WHAT THE TASK ASKS - Gather every line in the records below that contains the word "bình".

SUPPLIED INFORMATION -
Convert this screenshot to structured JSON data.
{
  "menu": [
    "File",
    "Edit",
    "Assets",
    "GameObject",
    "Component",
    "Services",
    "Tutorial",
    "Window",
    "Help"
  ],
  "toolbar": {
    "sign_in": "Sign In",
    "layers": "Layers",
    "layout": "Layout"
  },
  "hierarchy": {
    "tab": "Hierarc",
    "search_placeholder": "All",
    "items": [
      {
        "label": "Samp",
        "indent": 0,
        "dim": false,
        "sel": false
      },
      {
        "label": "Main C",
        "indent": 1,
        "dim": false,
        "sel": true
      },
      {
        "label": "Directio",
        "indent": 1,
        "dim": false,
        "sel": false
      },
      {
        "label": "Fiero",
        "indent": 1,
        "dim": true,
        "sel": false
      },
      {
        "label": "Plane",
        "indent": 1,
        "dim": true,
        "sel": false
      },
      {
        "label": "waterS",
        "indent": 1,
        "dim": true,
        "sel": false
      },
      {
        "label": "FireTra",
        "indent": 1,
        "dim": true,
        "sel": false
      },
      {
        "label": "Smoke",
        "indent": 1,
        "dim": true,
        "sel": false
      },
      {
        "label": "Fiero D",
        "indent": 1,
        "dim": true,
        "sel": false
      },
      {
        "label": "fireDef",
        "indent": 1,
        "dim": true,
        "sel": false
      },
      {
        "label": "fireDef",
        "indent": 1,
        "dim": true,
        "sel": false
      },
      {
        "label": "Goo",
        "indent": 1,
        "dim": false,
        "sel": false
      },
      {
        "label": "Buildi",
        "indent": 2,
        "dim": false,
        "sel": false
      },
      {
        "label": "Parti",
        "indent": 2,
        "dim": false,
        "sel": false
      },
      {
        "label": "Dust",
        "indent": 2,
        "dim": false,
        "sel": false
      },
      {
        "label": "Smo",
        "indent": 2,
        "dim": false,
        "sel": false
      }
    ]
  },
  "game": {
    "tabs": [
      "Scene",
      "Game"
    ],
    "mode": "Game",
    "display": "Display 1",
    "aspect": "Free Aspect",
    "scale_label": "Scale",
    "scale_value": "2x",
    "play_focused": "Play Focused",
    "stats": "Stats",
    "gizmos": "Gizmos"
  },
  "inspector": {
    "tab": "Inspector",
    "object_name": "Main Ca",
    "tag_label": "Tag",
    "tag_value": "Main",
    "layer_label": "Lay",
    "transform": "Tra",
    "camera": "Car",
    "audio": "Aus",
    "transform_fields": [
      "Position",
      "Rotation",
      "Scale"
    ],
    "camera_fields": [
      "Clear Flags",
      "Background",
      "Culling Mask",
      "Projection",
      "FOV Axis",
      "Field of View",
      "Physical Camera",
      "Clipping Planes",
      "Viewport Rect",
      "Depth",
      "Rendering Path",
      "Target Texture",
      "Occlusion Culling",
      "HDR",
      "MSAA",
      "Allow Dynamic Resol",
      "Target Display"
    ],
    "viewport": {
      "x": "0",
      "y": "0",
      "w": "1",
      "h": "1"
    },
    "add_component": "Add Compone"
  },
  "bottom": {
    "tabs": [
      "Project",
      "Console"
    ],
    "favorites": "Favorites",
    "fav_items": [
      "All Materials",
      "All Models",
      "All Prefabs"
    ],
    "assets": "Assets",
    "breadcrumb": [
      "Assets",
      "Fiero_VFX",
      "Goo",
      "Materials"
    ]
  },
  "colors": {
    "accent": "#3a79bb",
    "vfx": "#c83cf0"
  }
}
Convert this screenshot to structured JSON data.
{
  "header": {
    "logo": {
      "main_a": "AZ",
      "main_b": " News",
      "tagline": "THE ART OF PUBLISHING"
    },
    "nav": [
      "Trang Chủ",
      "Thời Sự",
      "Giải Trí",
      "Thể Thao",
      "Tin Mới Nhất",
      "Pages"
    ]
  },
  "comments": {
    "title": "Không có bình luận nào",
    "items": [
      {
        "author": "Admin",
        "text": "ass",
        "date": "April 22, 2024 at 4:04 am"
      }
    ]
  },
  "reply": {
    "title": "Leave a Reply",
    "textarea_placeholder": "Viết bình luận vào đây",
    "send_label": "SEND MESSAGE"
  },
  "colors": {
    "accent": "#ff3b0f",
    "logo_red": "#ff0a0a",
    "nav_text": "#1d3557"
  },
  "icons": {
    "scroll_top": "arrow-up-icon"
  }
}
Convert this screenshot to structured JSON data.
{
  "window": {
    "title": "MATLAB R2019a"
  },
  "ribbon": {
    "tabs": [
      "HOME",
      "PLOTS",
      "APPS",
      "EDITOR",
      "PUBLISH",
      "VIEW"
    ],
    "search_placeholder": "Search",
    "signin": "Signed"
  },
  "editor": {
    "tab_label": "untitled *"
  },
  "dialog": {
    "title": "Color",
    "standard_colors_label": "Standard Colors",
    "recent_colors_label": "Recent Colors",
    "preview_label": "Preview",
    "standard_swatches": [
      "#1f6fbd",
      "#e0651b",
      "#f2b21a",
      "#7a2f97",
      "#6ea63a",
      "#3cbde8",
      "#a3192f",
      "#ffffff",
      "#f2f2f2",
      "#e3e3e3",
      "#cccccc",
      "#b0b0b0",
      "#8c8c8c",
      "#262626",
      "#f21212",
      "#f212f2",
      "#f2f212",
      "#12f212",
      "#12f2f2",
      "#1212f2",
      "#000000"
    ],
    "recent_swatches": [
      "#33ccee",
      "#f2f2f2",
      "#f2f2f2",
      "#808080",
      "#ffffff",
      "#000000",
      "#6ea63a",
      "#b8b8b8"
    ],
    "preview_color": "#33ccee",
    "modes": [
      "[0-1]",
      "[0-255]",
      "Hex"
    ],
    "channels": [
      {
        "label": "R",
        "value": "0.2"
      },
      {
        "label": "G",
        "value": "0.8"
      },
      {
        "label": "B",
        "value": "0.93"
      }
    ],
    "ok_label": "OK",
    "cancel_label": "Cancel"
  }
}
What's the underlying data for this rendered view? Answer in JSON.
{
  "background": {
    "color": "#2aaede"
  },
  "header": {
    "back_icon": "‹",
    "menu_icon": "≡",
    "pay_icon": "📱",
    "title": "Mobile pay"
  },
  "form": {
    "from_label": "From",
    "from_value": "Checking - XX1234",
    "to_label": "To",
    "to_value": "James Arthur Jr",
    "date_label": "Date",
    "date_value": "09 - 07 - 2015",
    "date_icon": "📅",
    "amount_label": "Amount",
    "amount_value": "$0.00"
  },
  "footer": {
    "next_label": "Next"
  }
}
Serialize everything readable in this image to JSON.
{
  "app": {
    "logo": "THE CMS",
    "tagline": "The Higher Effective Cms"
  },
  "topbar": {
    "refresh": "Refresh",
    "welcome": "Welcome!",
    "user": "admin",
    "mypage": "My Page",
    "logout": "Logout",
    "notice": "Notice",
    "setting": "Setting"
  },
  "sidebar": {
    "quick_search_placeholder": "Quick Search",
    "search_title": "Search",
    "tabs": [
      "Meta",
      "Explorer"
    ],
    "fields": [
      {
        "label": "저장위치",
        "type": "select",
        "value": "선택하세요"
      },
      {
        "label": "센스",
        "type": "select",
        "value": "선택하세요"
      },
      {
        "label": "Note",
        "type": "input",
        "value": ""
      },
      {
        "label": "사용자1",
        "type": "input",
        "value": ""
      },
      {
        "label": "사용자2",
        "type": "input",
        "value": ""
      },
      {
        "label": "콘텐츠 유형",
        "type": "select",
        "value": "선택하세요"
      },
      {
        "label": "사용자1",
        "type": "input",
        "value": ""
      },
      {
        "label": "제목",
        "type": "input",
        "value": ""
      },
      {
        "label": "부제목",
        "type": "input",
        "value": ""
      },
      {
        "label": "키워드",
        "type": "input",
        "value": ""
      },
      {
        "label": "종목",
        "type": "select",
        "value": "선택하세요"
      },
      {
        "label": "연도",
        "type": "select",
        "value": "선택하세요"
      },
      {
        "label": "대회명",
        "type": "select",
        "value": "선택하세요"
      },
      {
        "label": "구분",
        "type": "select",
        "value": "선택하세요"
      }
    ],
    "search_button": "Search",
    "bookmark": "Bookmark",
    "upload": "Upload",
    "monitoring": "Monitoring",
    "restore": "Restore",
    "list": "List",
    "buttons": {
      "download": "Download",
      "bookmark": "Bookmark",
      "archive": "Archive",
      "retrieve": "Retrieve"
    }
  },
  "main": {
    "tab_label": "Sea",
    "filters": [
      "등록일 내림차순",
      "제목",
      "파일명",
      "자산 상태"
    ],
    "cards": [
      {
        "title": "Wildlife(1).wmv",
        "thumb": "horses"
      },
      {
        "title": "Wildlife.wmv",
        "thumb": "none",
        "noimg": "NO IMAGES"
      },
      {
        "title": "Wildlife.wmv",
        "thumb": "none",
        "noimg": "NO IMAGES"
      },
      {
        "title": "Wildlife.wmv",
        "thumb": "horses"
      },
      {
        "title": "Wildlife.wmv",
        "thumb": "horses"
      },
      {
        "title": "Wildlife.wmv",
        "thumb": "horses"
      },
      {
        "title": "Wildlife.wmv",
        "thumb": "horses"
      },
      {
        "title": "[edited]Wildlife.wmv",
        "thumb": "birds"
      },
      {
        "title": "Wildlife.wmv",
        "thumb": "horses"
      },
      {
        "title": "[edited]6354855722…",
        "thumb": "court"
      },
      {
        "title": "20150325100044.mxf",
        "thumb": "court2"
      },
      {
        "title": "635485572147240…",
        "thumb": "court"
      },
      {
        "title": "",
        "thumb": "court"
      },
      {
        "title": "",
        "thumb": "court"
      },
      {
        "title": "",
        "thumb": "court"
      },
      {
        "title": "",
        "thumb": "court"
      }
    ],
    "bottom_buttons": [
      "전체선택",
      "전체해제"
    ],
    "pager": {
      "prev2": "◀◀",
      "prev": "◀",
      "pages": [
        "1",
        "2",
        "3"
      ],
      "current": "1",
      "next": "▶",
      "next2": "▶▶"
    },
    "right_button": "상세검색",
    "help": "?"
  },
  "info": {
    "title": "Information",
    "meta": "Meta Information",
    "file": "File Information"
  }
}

SOLUTION BELOW -
    "title": "Không có bình luận nào",
    "textarea_placeholder": "Viết bình luận vào đây",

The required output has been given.